Brief
When the word "date" shows up in a line of the records below, copy that line.

Recorded data
+ + +
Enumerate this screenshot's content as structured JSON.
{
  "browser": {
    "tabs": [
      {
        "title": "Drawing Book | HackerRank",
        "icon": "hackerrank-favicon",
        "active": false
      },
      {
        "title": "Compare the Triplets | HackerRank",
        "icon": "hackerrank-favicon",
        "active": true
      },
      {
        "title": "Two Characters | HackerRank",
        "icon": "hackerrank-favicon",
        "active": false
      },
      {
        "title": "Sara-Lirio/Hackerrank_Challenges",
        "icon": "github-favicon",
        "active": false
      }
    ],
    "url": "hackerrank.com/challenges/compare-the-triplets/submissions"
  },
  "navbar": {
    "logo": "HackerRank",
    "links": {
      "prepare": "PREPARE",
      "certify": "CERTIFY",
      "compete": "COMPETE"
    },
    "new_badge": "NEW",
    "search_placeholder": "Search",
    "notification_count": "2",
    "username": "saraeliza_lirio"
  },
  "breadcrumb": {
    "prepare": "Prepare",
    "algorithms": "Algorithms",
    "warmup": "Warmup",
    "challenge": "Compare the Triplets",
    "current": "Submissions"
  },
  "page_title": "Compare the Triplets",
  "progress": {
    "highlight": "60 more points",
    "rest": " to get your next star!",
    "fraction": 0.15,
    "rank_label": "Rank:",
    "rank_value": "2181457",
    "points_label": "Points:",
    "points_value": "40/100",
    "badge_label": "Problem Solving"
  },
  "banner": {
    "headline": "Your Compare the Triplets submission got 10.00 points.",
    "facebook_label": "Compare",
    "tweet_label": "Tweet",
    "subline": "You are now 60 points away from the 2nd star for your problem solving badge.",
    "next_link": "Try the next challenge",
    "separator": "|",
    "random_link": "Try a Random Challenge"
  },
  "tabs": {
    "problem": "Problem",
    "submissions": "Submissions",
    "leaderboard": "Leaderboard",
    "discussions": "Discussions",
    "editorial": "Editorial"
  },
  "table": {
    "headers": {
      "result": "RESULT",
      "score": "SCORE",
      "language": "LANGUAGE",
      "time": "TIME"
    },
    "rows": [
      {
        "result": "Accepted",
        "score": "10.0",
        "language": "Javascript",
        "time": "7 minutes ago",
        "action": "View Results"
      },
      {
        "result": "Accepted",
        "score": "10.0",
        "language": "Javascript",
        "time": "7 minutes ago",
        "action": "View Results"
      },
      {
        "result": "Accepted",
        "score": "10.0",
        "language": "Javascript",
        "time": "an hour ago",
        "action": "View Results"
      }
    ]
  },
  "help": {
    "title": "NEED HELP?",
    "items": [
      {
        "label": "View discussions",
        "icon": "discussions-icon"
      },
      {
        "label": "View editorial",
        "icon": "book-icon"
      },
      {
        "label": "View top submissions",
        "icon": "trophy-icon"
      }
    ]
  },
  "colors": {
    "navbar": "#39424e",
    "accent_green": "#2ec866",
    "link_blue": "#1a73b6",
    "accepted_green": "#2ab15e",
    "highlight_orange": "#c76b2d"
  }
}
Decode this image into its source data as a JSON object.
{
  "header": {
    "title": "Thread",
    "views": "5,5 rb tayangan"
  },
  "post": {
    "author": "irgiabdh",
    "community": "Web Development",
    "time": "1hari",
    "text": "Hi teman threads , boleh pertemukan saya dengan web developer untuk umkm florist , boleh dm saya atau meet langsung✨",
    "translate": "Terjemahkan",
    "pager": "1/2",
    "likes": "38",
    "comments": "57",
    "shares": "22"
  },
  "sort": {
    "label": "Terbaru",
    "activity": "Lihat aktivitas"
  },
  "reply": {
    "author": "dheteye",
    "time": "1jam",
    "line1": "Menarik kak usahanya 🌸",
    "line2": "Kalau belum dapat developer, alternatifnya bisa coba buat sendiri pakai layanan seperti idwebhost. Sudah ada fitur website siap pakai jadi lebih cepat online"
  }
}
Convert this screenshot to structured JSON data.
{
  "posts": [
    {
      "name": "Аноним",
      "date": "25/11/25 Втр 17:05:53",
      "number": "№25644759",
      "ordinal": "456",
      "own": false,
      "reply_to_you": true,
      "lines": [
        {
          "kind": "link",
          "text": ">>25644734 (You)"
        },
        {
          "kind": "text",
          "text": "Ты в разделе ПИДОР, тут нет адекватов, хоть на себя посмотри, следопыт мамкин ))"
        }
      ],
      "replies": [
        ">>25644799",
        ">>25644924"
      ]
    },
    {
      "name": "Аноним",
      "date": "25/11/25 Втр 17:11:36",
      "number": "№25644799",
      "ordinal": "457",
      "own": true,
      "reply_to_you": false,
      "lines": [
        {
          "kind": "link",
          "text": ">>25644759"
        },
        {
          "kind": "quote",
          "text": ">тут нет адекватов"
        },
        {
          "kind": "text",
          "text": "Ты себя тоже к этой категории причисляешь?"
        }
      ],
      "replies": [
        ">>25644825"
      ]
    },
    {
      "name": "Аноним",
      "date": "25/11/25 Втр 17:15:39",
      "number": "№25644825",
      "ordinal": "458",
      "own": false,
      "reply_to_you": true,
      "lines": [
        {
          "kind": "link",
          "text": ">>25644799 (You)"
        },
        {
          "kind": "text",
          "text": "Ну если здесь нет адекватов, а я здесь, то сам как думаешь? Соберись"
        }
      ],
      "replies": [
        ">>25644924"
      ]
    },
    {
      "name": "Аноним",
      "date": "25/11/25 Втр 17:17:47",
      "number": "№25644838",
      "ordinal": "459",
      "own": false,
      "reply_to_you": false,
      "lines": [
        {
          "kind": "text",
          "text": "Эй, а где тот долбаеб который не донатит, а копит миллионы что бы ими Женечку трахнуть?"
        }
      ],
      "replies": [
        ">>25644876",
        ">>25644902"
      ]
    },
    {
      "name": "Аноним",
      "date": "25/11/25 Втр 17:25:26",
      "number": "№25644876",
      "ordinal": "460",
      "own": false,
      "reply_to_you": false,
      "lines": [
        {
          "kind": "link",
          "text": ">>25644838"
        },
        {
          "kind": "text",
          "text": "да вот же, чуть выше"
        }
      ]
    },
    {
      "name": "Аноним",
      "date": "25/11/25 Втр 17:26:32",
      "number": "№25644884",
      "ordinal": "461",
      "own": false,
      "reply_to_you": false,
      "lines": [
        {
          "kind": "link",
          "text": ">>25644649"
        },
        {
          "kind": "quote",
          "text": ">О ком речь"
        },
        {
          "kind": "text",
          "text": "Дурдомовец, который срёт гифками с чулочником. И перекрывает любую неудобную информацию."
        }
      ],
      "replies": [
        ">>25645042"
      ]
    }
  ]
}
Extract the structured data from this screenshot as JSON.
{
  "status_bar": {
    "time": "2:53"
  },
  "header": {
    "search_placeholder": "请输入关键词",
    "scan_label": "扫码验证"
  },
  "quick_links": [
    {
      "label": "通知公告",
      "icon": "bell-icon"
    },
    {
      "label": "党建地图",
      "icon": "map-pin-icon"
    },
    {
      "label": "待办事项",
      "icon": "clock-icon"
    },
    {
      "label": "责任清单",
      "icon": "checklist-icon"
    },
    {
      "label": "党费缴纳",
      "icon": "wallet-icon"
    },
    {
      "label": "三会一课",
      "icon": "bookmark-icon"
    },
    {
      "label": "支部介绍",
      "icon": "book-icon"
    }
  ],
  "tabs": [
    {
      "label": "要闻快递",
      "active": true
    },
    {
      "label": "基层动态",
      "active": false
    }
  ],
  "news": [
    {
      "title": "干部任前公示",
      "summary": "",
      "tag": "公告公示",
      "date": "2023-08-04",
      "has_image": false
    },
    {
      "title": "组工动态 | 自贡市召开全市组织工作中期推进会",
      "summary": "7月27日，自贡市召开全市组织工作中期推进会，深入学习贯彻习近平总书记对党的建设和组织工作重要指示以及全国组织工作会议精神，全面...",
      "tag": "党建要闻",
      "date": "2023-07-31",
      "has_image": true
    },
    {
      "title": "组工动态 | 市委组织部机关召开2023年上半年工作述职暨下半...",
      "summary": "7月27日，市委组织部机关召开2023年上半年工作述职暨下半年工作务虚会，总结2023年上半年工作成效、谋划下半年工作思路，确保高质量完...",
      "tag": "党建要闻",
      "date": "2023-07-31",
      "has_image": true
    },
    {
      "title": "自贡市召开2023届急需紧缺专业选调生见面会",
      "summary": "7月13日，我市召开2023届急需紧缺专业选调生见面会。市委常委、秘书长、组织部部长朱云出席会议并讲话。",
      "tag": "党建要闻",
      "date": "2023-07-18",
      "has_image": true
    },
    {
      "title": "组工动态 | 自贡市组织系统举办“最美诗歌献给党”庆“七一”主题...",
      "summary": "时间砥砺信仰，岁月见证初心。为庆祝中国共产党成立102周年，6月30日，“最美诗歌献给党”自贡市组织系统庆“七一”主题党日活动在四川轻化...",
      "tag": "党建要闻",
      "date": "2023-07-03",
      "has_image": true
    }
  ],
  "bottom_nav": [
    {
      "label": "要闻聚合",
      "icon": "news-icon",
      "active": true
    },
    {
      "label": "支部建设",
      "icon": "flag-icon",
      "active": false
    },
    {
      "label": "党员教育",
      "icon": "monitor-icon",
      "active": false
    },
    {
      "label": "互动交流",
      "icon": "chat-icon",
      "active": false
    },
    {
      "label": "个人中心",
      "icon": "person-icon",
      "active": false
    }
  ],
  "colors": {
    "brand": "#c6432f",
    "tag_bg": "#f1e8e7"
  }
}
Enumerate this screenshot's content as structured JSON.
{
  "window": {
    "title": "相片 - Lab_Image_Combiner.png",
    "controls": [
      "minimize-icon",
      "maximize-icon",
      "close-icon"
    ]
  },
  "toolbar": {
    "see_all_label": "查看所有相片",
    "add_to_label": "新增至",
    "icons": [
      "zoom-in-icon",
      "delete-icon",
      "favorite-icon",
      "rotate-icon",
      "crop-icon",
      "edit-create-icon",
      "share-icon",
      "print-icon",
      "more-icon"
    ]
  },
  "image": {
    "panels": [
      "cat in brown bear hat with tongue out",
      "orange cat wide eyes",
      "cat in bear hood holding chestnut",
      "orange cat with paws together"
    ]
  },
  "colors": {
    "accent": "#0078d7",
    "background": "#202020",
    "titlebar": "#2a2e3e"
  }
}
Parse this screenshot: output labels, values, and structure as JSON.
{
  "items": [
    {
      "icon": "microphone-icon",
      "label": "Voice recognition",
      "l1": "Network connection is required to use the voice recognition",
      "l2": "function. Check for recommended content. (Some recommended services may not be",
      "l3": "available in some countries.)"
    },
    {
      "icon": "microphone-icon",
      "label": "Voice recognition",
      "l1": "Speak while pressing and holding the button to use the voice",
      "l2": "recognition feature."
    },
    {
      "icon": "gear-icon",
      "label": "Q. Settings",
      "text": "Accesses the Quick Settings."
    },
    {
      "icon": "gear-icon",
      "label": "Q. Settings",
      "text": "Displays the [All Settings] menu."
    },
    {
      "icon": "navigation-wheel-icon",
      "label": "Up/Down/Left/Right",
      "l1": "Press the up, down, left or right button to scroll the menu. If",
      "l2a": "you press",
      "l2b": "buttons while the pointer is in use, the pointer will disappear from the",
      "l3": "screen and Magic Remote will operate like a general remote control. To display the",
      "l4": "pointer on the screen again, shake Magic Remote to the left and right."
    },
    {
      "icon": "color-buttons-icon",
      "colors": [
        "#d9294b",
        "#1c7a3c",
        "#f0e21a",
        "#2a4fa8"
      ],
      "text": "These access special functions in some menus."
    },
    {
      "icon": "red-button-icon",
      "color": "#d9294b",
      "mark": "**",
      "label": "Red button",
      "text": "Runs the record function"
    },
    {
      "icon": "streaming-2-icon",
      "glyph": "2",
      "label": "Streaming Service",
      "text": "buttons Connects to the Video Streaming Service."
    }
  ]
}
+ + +
Solution for this task
      "date": "25/11/25 Втр 17:05:53",
      "date": "25/11/25 Втр 17:11:36",
      "date": "25/11/25 Втр 17:15:39",
      "date": "25/11/25 Втр 17:17:47",
      "date": "25/11/25 Втр 17:25:26",
      "date": "25/11/25 Втр 17:26:32",
      "date": "2023-08-04",
      "date": "2023-07-31",
      "date": "2023-07-31",
      "date": "2023-07-18",
      "date": "2023-07-03",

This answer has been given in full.